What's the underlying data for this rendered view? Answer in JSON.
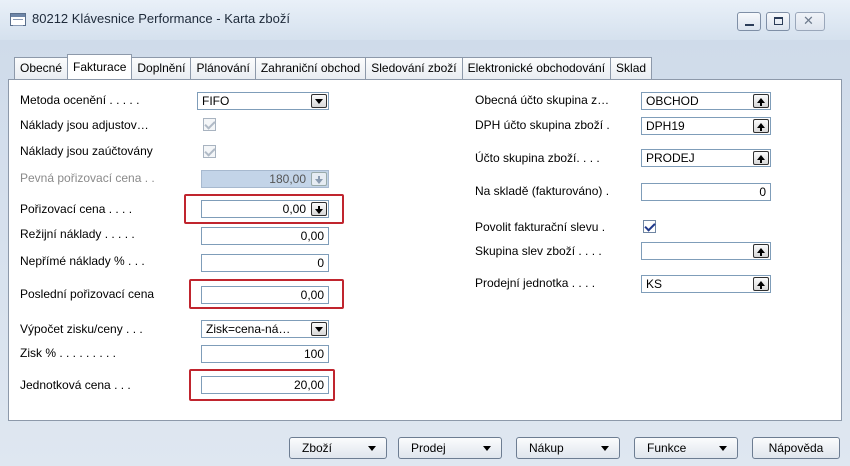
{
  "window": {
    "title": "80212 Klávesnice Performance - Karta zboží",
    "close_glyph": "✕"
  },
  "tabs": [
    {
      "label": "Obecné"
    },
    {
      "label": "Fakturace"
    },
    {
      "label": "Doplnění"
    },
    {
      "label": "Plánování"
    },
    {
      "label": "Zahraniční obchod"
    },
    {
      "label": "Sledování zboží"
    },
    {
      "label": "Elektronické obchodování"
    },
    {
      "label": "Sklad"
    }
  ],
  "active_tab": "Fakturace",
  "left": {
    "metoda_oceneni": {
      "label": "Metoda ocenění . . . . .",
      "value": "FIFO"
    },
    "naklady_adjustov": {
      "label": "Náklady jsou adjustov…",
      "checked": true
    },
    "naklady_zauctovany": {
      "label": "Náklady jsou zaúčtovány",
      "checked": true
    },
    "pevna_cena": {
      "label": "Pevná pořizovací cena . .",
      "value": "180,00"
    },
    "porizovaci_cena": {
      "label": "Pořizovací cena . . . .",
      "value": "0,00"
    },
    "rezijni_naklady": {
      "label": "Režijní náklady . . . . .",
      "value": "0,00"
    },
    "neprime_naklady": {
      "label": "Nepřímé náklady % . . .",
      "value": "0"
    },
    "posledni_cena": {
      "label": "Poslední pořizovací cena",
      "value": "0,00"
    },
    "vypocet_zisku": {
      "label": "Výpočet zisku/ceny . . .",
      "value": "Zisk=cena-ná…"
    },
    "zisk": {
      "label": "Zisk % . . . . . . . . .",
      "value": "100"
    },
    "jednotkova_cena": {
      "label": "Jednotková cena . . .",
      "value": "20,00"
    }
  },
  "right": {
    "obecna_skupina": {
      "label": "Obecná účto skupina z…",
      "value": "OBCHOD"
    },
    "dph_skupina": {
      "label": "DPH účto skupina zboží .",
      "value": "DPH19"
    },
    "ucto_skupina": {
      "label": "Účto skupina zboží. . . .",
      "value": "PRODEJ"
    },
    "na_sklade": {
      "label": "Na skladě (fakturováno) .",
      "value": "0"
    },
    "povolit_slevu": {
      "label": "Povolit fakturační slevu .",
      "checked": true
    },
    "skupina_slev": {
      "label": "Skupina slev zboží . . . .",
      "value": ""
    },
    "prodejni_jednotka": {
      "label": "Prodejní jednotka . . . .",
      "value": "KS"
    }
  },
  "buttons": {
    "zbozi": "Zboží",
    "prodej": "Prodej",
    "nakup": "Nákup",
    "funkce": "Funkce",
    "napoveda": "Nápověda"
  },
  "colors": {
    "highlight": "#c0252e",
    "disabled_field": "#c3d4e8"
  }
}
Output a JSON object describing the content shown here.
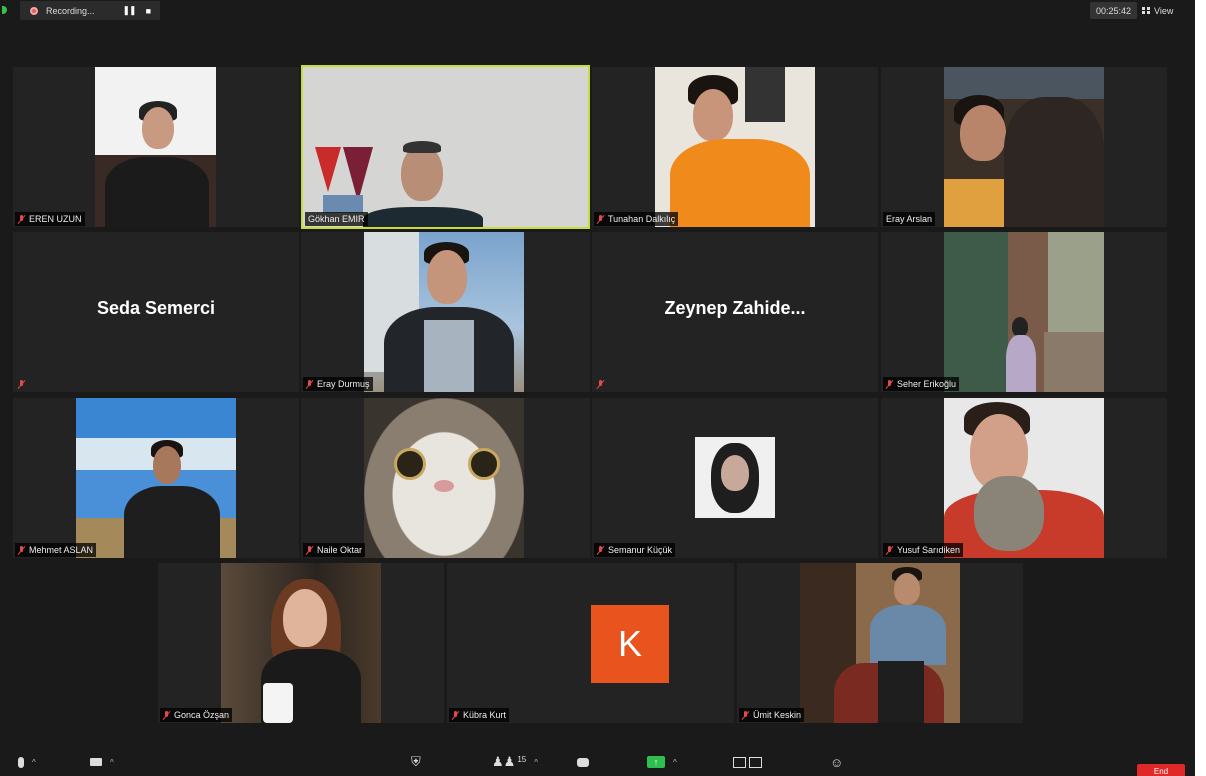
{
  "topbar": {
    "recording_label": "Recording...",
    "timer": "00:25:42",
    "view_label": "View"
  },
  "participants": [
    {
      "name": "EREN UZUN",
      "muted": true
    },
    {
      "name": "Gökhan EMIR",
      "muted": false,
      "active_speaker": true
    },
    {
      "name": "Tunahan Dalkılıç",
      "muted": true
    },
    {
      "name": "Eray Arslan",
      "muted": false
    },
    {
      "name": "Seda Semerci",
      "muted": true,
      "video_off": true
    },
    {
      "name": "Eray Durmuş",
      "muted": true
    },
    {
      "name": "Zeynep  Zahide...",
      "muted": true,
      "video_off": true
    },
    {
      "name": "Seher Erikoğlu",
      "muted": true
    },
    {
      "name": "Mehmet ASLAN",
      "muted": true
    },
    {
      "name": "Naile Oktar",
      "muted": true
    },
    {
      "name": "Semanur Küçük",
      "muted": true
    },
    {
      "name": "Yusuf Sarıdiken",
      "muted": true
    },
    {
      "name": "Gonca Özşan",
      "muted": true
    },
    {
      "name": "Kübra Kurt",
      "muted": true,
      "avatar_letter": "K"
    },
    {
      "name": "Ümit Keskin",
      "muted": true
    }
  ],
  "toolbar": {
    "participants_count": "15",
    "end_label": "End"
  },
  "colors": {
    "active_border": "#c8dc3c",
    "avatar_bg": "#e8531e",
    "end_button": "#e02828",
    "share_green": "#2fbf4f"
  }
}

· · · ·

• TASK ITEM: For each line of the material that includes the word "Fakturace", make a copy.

• REPLY:
      "label": "Fakturace"
  "active_tab": "Fakturace",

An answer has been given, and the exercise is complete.